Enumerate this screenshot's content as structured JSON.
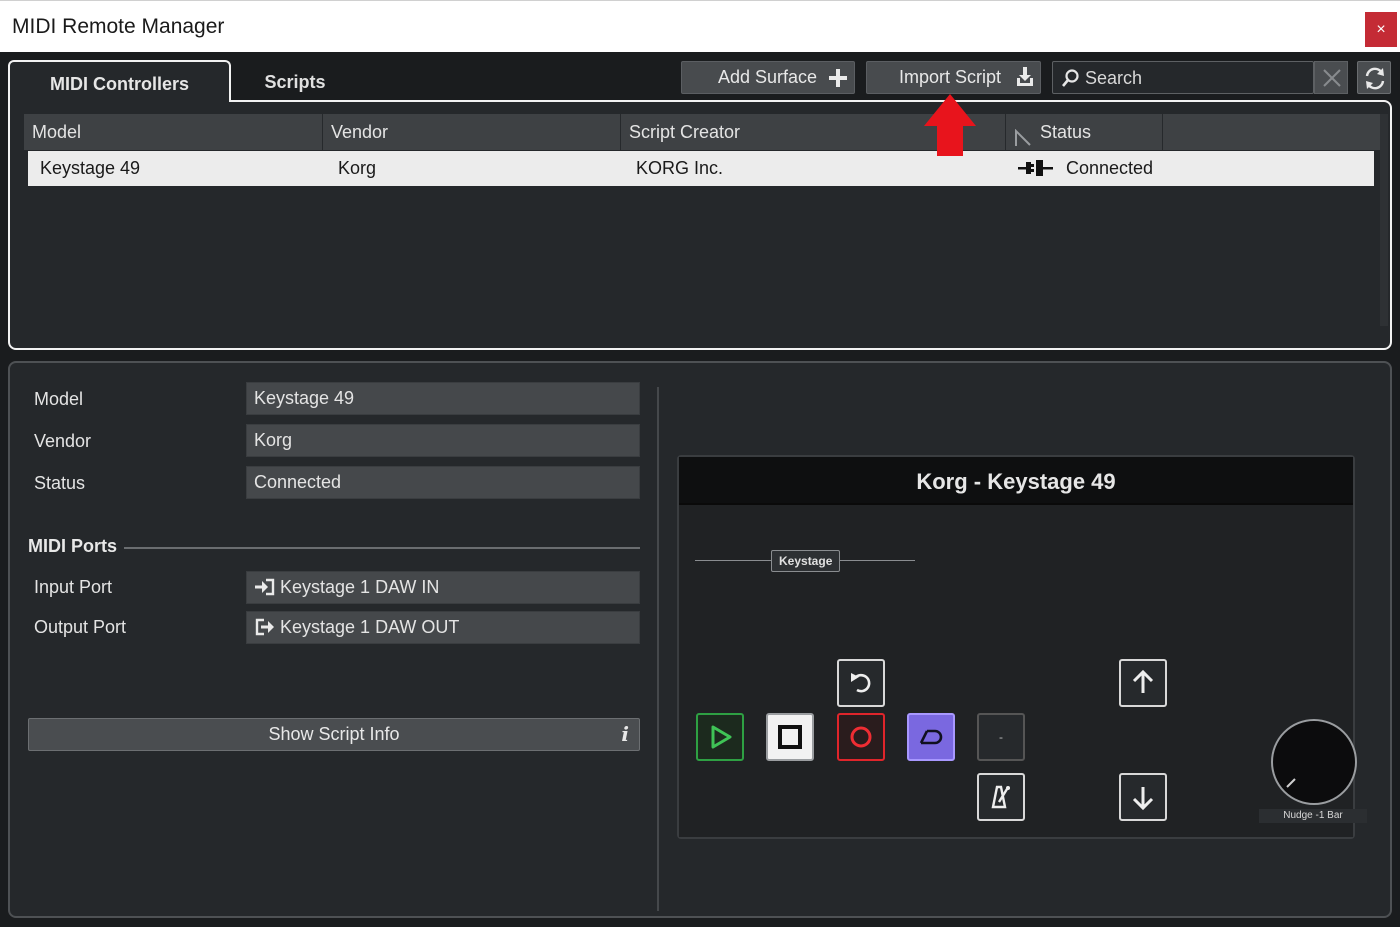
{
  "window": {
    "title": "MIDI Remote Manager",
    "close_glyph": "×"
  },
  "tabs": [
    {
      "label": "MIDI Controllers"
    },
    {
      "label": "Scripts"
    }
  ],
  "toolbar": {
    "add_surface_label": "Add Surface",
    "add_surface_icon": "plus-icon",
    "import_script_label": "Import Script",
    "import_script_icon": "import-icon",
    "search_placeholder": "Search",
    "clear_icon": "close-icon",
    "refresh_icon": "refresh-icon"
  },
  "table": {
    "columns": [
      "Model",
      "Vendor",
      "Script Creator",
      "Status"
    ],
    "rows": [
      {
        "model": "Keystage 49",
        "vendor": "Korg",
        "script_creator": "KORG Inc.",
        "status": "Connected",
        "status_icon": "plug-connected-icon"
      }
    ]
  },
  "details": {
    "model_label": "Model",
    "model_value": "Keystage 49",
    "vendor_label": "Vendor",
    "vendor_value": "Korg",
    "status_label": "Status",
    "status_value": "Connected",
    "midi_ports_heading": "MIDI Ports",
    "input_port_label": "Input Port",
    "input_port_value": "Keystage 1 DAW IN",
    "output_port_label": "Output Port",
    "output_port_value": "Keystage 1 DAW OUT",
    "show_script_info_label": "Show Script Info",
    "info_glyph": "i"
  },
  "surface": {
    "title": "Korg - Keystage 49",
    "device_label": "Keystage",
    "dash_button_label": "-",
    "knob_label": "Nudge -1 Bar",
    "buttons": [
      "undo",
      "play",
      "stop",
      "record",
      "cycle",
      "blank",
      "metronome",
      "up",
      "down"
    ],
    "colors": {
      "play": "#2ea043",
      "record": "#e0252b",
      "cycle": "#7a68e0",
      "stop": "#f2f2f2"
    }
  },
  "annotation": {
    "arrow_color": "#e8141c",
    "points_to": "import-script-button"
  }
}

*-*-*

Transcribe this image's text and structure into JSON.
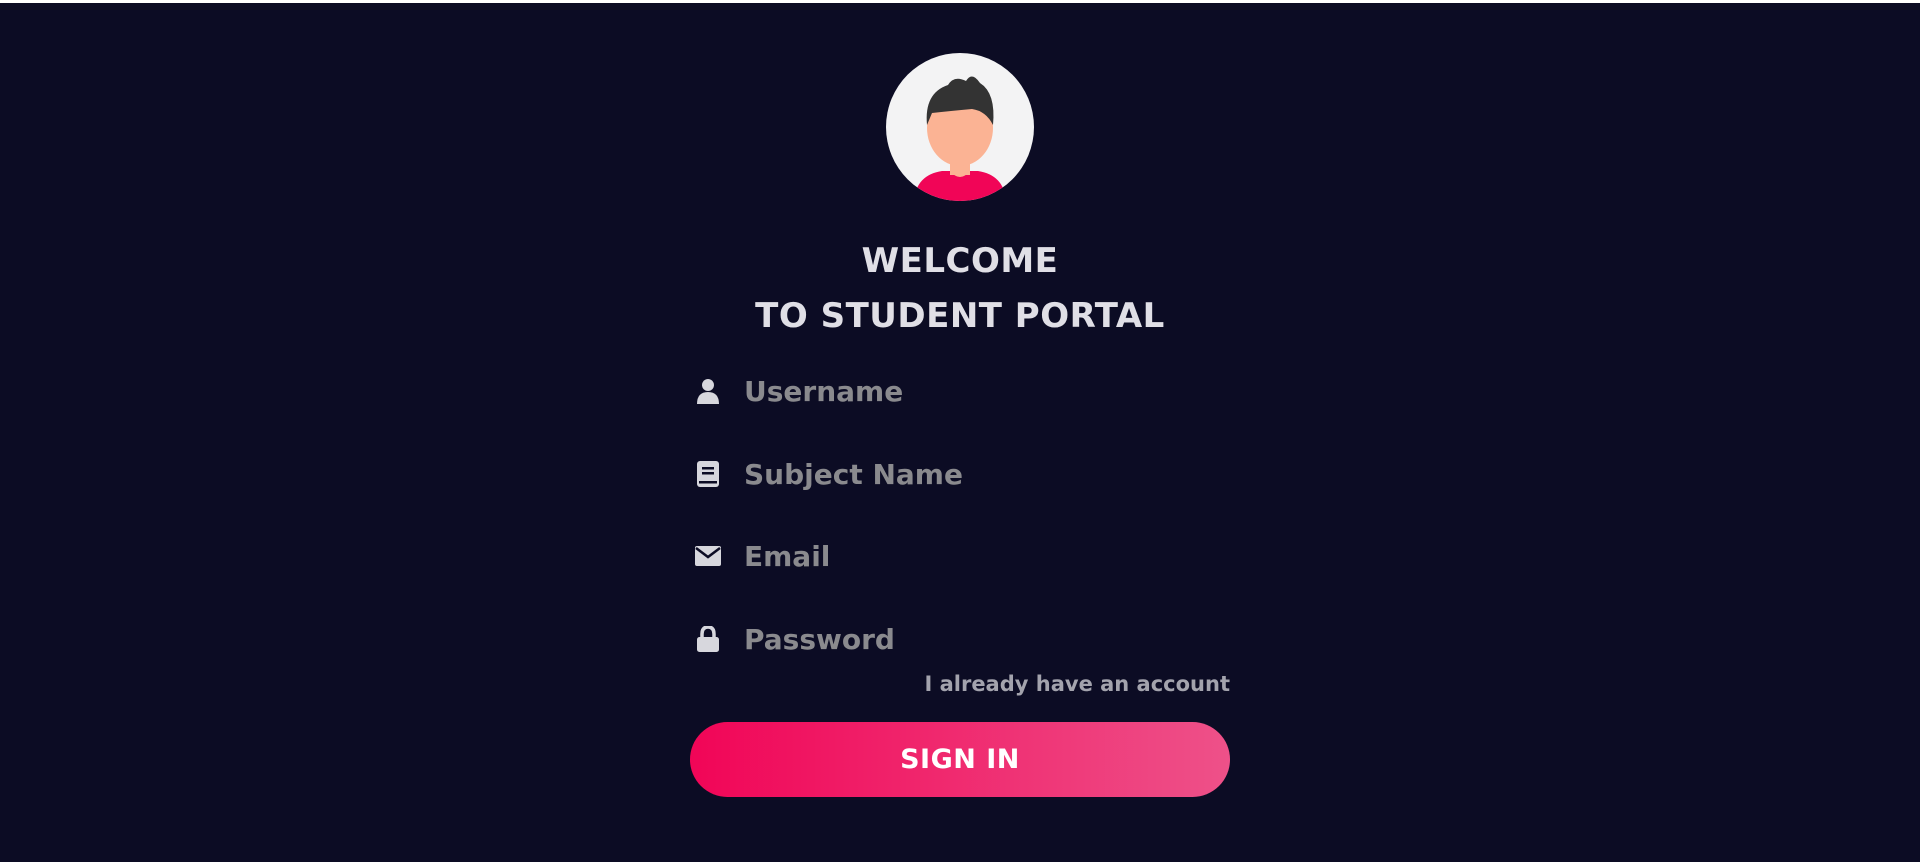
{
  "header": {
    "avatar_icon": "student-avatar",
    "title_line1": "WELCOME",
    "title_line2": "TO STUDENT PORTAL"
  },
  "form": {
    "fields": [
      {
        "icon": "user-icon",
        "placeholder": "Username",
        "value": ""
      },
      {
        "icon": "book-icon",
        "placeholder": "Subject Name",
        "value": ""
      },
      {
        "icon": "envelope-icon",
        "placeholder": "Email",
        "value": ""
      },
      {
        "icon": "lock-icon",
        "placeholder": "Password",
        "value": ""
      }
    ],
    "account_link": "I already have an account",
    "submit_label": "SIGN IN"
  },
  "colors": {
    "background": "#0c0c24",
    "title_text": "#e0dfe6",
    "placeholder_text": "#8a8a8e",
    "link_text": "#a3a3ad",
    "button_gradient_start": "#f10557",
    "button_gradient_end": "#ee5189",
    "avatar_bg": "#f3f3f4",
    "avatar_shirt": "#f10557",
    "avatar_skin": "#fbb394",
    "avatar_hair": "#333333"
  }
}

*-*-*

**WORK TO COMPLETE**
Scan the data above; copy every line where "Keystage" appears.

**RESPONSE TO THIS EXERCISE**
        "model": "Keystage 49",
    "model_value": "Keystage 49",
    "input_port_value": "Keystage 1 DAW IN",
    "output_port_value": "Keystage 1 DAW OUT",
    "title": "Korg - Keystage 49",
    "device_label": "Keystage",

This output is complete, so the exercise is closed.